▶ **AVAILABLE DATA**:
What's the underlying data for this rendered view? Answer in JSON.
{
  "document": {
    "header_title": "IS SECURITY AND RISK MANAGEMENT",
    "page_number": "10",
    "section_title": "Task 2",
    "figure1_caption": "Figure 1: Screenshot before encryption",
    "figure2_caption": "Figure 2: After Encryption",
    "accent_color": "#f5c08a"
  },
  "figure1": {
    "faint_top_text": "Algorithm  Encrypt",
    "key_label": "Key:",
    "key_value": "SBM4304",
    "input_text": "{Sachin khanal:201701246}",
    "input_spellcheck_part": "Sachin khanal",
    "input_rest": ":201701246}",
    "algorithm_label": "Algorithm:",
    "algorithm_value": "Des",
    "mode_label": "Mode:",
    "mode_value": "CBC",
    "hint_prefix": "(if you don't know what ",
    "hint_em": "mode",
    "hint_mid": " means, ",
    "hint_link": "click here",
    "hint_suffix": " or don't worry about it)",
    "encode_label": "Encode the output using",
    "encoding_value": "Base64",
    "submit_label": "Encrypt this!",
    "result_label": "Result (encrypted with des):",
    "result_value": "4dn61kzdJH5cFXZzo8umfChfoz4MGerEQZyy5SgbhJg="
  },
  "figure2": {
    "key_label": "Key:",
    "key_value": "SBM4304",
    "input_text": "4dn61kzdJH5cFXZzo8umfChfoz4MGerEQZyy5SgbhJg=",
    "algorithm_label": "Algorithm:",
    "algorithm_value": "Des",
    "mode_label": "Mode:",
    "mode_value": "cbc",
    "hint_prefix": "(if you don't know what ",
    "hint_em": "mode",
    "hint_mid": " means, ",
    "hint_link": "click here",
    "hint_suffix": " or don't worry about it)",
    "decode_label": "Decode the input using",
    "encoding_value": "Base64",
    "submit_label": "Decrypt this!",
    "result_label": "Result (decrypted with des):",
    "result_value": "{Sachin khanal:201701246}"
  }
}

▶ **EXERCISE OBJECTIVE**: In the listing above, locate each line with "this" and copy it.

▶ **RESPONSE TO THE TASK**:
What's the underlying data for this rendered view? Answer in JSON.
    "submit_label": "Encrypt this!",
    "submit_label": "Decrypt this!",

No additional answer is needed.